It's clear some type of bipartisanship will be critical in the next two months, as the sitting electorate strives to find a solution to the looming fiscal cliff poised to hit Americans squarely in the pocketbook unless Congress acts to avert it by the end of the year.
A wide array of tax credits and cuts, which were mostly enacted during the Bush administration, are set to expire December 31, 2012, unless Congress takes action soon. If not renewed, those credits and cuts could cost households an average of $3,500 in higher taxes next year. According to the Illinois CPA Society (ICPAS)
, the following would have the most negative impact on American's wallets:
- Child Tax Credit - Parents will face a 50 percent cut to the Child Tax Credit amount, from $1,000 to $500. Other benefits, including Alternative Minimum Tax (AMT) relief, will disappear.
- American Opportunity Tax Credit - As this credit expires, it will be replaced by the Hope Credit, which has narrower eligibility requirements.
- Payroll Tax Holiday - In place for the last two years, this provision helped put more cash in consumers' pockets in an effort to boost the economy. Workers will see a 2 percent tax increase in their Social Security withholdings.

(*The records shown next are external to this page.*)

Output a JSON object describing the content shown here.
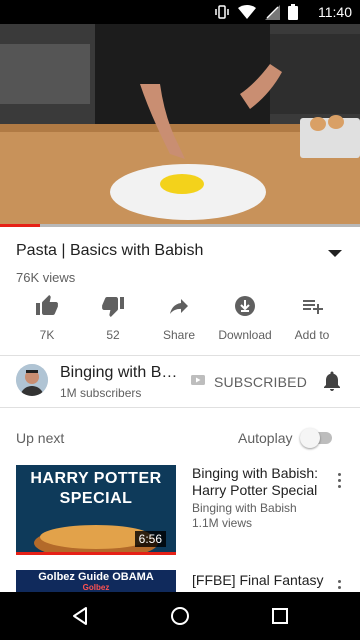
{
  "status_bar": {
    "time": "11:40",
    "icons": [
      "vibrate-icon",
      "wifi-icon",
      "signal-icon",
      "battery-icon"
    ]
  },
  "player": {
    "progress_fraction": 0.11
  },
  "video": {
    "title": "Pasta | Basics with Babish",
    "views": "76K views"
  },
  "actions": [
    {
      "label": "7K",
      "icon": "thumbs-up-icon"
    },
    {
      "label": "52",
      "icon": "thumbs-down-icon"
    },
    {
      "label": "Share",
      "icon": "share-icon"
    },
    {
      "label": "Download",
      "icon": "download-icon"
    },
    {
      "label": "Add to",
      "icon": "add-to-playlist-icon"
    }
  ],
  "channel": {
    "name": "Binging with Babish",
    "name_display": "Binging with B…",
    "subscribers": "1M subscribers",
    "subscribe_label": "SUBSCRIBED"
  },
  "up_next": {
    "label": "Up next",
    "autoplay_label": "Autoplay",
    "autoplay_on": false
  },
  "recommendations": [
    {
      "title": "Binging with Babish: Harry Potter Special",
      "channel": "Binging with Babish",
      "views": "1.1M views",
      "duration": "6:56",
      "thumb_text": "HARRY POTTER SPECIAL"
    },
    {
      "title": "[FFBE] Final Fantasy",
      "thumb_text": "Golbez Guide OBAMA",
      "thumb_subtext": "Golbez"
    }
  ],
  "colors": {
    "accent": "#e62117",
    "text_secondary": "#606060"
  }
}
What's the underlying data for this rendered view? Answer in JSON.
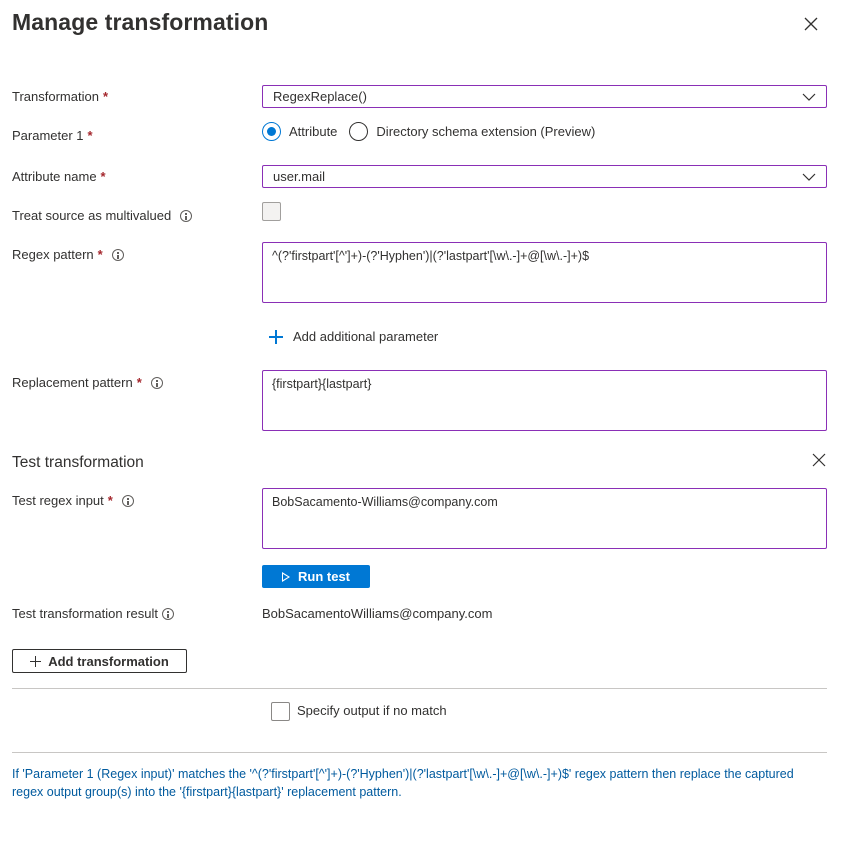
{
  "dialog": {
    "title": "Manage transformation"
  },
  "form": {
    "transformation_label": "Transformation",
    "transformation_value": "RegexReplace()",
    "parameter1_label": "Parameter 1",
    "parameter1_options": [
      "Attribute",
      "Directory schema extension (Preview)"
    ],
    "parameter1_selected": "Attribute",
    "attribute_name_label": "Attribute name",
    "attribute_name_value": "user.mail",
    "multivalued_label": "Treat source as multivalued",
    "multivalued_checked": false,
    "regex_pattern_label": "Regex pattern",
    "regex_pattern_value": "^(?'firstpart'[^']+)-(?'Hyphen')|(?'lastpart'[\\w\\.-]+@[\\w\\.-]+)$",
    "add_parameter_label": "Add additional parameter",
    "replacement_pattern_label": "Replacement pattern",
    "replacement_pattern_value": "{firstpart}{lastpart}"
  },
  "test": {
    "section_title": "Test transformation",
    "input_label": "Test regex input",
    "input_value": "BobSacamento-Williams@company.com",
    "run_button": "Run test",
    "result_label": "Test transformation result",
    "result_value": "BobSacamentoWilliams@company.com"
  },
  "actions": {
    "add_transformation": "Add transformation",
    "no_match_label": "Specify output if no match",
    "no_match_checked": false
  },
  "summary_text": "If 'Parameter 1 (Regex input)' matches the '^(?'firstpart'[^']+)-(?'Hyphen')|(?'lastpart'[\\w\\.-]+@[\\w\\.-]+)$' regex pattern then replace the captured regex output group(s) into the '{firstpart}{lastpart}' replacement pattern.",
  "colors": {
    "accent": "#0078d4",
    "focus_border": "#8a2fb6",
    "required": "#a4262c",
    "summary_text": "#005a9e"
  }
}
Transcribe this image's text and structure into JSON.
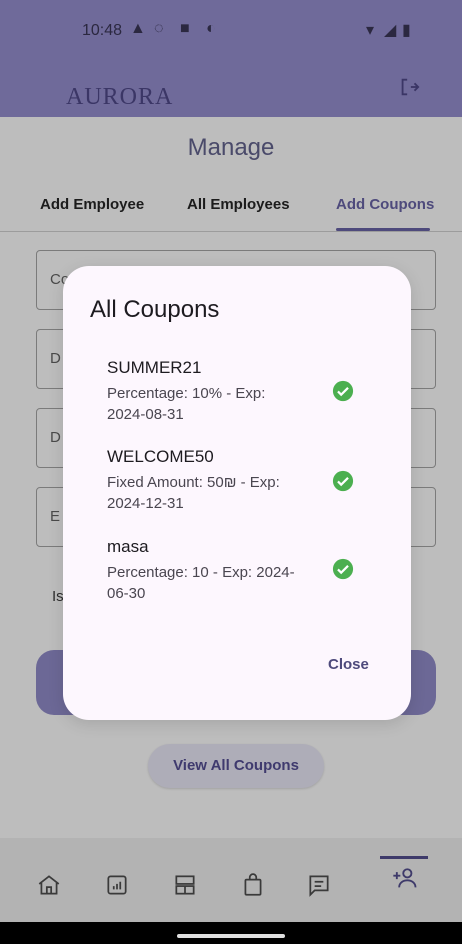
{
  "status_bar": {
    "time": "10:48"
  },
  "header": {
    "logo": "AURORA"
  },
  "page": {
    "title": "Manage"
  },
  "tabs": [
    {
      "label": "Add Employee"
    },
    {
      "label": "All Employees"
    },
    {
      "label": "Add Coupons",
      "active": true
    }
  ],
  "form": {
    "field_hints": [
      "Co",
      "D",
      "D",
      "E"
    ],
    "switch_label": "Is"
  },
  "view_all_button": "View All Coupons",
  "dialog": {
    "title": "All Coupons",
    "coupons": [
      {
        "code": "SUMMER21",
        "detail": "Percentage: 10% - Exp: 2024-08-31"
      },
      {
        "code": "WELCOME50",
        "detail": "Fixed Amount: 50₪ - Exp: 2024-12-31"
      },
      {
        "code": "masa",
        "detail": "Percentage: 10 - Exp: 2024-06-30"
      }
    ],
    "close_label": "Close"
  },
  "colors": {
    "accent": "#4e4a7c",
    "check": "#4caf50",
    "header": "#6f6a9a"
  },
  "icons": [
    "warning-icon",
    "vpn-icon",
    "sim-icon",
    "sync-icon",
    "wifi-icon",
    "signal-icon",
    "battery-icon",
    "logout-icon",
    "home-icon",
    "stats-icon",
    "dashboard-icon",
    "shopping-bag-icon",
    "message-icon",
    "add-person-icon",
    "check-circle-icon"
  ]
}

- Marriage Penalty Reduction - The tax bracket thresholds for married couples filing jointly will increase.
- Earned Income Tax Credit - Ending in 2012, there's no replacement credit.
- Capital Gains Increase - Individuals and business owners will see rates rise from 15 percent to 20 percent, and dividends will be taxed at ordinary income rates. There's also the potential for additional taxes related to the new Medicare surtax on investments.
The ICPAS says both single and joint filers could also see tax bracket rates increase in 2013, no matter where their AGI falls on the schedule.
Despite politicians' promises to reach across the aisle, some CPA analysts are questioning whether the professed spirit of cooperation between parties will be enough to bolster any significant change - at least in the short term.
Larry Evans, tax technical resource leader for Eide Bailly LLP
, said Boehner's recent comments on the Republican Party's reluctance to raise taxes seem to hint at the great divide still remaining among members of Congress who either don't want to raise taxes on wealthy households at all, or, at least want to raise President Obama's proposed threshold defining those deemed "wealthy."
"We're exactly where we were prior to the election," Evans said. "We still have the same resistance on both sides."
Evans also questions whether a Congress already divided on tax reform issues will be able to create any type of meaningful, long-term solutions to the impending fiscal cliff issues by the December 31deadline.
"There's still such a partisan divide on so many of these (taxation issues), it will be very difficult to get things moving and get things done in such a short period of time," Evans said. "If that happens, the cliff becomes much more of a reality than it otherwise might be. It may become much more of an item that CPAs have to plan for than what we would like."
Instead, Evans said, he believes it's more likely Congress' immediate solution to the fiscal cliff crisis will involve a fiscal version of "kick the can" - i.e., politicians will ask for more time to deal with the issue.
"They won't immediately put in a long-term fix, but because it's in everyone's best interest, Congress will move the problem down the road for a short period of time," Evans said. "I just don't believe they'll be able to come to any major realization before the end of the year."
In essence, it's the same solution Boehner raised on Wednesday. According to a CBS News report, he proposed a short-term agreement to "avert the cliff in a manner that serves as a down payment on - and a catalyst for - major solutions, enacted in 2013, that begin to solve the problem."
Boehner also acknowledged it would be impossible to solve the problem of our fiscal imbalance "overnight" or "in the midst of a lame duck session of Congress."